The researchers found that three months of pumping iron seemed to help curb cigarette cravings and withdrawal symptoms, while lessening the weight gain that sometimes accompanies quitting.
Overall, men and women who completed the resistance training program were twice as likely to kick the habit as smokers who didn't lift weights.
"Cigarette smoking kills more than a thousand Americans every day, and while the large majority of smokers want to quit, less than 5 percent are able to do it without help," the study's lead author, Joseph Ciccolo, an exercise psychologist with the Miriam Hospital's Centers for Behavioral and Preventive Medicine, in Providence, said in a news release from the Lifespan health system.
"We need any new tools that can help smokers successfully quit and it appears resistance training could potentially be an effective strategy," he added.
In the study, which was funded by the U.S. National Cancer Institute, Ciccolo's team recruited 25 male and female smokers between the ages of 18 and 65 who had smoked at least five cigarettes per day for the past year or more.
All of the participants were counseled on quitting smoking for 15 to 20 minutes and given an eight-week supply of the nicotine patch, before being randomized into two groups, the authors noted.
The first group of smokers was asked to complete two one-hour full-body resistance training sessions involving 10 exercises each week for 12 weeks.

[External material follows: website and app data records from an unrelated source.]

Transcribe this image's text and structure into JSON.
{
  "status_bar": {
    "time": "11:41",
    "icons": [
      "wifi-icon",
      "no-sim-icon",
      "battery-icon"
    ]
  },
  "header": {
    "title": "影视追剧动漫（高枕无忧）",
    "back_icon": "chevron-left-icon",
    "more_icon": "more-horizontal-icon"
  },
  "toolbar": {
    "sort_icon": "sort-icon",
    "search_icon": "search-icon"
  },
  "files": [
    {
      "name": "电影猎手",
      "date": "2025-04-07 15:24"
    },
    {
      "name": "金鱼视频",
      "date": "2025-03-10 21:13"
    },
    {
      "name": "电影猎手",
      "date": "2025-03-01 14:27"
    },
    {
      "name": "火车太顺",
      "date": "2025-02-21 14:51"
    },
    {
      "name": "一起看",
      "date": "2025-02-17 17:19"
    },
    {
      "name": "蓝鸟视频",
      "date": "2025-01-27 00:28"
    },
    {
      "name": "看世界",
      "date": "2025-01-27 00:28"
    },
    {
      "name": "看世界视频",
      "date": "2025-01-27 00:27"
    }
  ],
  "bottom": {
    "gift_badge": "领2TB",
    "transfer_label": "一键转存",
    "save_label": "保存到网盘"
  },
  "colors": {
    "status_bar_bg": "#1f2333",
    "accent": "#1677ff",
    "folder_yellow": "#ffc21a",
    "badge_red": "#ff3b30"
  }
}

The intensity of the training program was also increased every three weeks.
Meanwhile, the second group of smokers ("controls") simply watched a brief health and wellness video twice a week.
After completing the 12-week regimen, 16 percent of smokers in the weight-lifting group had successfully quit smoking, according to the study published in the August issue of the journal Nicotine & Tobacco Research. As an added bonus, they had also lost body weight and body fat.
In contrast, only 8 percent of the smokers in the control group had quit, and they had also gained both weight and body fat, the results showed.
Three months later, 15 percent of those in the weight-lifting group had still not started smoking again, compared to 8 percent of the control group.
However, despite "promising" results, the study authors noted that more research is needed on resistance training before it can be considered a clinical treatment for smoking cessation.
The American Cancer Society provides more information on quitting smoking.